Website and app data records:
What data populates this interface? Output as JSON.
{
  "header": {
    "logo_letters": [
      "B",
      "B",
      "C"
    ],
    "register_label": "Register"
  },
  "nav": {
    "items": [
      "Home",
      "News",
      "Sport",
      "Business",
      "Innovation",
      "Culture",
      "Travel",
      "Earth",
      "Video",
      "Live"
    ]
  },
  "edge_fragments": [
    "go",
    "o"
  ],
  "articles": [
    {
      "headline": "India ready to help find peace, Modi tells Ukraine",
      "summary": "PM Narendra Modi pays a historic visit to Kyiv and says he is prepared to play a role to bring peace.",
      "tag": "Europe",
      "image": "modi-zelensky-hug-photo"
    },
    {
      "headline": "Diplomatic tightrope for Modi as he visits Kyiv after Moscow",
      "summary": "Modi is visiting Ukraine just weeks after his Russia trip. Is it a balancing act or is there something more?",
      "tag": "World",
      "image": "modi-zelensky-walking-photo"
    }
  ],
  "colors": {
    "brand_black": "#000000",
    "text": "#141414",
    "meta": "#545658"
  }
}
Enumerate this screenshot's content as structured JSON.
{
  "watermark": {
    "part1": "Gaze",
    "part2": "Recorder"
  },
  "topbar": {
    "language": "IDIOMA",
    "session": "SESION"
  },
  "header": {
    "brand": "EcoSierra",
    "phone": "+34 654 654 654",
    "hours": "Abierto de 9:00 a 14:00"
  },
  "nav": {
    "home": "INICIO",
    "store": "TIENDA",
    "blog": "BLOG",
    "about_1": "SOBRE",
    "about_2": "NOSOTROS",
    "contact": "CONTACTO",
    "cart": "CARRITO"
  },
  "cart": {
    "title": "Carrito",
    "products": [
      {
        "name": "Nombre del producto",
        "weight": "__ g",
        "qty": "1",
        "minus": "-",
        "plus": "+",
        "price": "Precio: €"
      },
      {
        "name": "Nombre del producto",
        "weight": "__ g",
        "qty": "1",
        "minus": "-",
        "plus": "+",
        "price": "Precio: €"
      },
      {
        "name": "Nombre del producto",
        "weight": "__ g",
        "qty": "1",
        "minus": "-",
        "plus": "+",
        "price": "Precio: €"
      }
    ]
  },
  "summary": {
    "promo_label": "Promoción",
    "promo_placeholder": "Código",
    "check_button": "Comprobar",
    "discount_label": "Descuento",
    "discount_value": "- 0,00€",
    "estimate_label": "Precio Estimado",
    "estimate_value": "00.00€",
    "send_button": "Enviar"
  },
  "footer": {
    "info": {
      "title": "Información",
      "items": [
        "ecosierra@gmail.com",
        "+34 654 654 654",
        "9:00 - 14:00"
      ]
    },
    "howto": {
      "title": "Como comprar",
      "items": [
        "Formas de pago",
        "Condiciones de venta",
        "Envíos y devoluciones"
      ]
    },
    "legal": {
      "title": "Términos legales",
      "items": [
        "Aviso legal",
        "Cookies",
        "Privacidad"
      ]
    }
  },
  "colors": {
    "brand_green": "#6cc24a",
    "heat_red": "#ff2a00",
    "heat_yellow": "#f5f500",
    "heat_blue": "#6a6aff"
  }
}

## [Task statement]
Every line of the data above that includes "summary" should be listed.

## [Reply]
      "summary": "PM Narendra Modi pays a historic visit to Kyiv and says he is prepared to play a role to bring peace.",
      "summary": "Modi is visiting Ukraine just weeks after his Russia trip. Is it a balancing act or is there something more?",
  "summary": {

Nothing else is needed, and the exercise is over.